2019 is coming a close, and now as we turn towards next year, I present to you a list of 10 stock market predictions for 2020. You can review my list of top 10 predictions for previous years 2016, 2017, 2018, and 2019 to see how I did.
As I did last year, I will start with number 10 and work our way up to number 1 over the final month of 2019. Enjoy!
Prediction 3: The Fed Will Raise Interest Rates One Time In 2020
With global growth returning, the U.S. economy surging to a 3% growth rate, U.S. rates on the rise, the U.S. dollar sinking, the return of inflation, commodities prices soaring, and the reflation trade in full force, it will result in the Fed to move off the sidelines and raises interest rates by 25 basis points in 2020.
The Fed moved to the sidelines in 2019 after cutting rates three times. Now with the return of growth and inflation, the Fed will be forced to act. The Fed has noted it was willing to let the inflation rate run above its symmetric 2% target. However, with commodity prices on the rise and inflaton rates ticking up, the Fed will have no choice but to raise rates by 25 bps to a range of 1.75% to 2%.
But the Fed will not want to be the focal point during a Presidental election year, and so it will do what it must and hold-off from raising rates until after the election. That means the Fed will wait until its meeting at the end of December to push rates up.

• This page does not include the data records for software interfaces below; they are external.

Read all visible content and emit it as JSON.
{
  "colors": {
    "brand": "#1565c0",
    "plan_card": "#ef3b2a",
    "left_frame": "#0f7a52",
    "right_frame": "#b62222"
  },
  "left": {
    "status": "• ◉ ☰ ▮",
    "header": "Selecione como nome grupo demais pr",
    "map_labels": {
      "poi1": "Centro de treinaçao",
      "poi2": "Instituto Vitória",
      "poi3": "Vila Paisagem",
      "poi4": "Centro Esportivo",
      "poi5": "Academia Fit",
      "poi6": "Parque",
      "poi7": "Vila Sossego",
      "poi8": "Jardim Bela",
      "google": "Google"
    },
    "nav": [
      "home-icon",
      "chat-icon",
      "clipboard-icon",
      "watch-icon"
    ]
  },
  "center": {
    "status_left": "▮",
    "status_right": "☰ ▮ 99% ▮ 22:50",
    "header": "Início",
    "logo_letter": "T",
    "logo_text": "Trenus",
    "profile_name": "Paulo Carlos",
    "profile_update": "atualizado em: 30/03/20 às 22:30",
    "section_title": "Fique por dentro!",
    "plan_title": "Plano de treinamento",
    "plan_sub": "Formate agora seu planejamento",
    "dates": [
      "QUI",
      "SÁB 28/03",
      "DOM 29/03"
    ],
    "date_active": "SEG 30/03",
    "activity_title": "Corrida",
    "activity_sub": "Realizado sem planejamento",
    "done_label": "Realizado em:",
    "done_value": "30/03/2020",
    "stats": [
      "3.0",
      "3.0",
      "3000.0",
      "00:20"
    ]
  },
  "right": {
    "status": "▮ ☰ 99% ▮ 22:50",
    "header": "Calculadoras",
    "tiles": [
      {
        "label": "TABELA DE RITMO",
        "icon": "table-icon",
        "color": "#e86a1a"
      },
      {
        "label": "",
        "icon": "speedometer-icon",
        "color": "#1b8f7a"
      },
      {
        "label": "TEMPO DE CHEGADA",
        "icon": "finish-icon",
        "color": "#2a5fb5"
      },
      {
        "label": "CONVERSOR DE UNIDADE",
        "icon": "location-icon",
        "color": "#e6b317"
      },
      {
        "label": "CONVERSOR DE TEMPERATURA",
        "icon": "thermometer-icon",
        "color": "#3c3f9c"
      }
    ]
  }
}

It makes the Fed raising rates one-time in 2020 prediction 3.
Mott Capital Management, LLC is a registered investment adviser. Information presented is for educational purposes only and does not intend to make an offer or solicitation for the sale or purchase of any specific securities, investments, or investment strategies. Investments involve risk and unless otherwise stated, are not guaranteed. Be sure to first consult with a qualified financial adviser and/or tax professional before implementing any strategy discussed herein. Upon request, the advisor will provide a list of all recommendations made during the past twelve months. Past performance is not indicative of future results.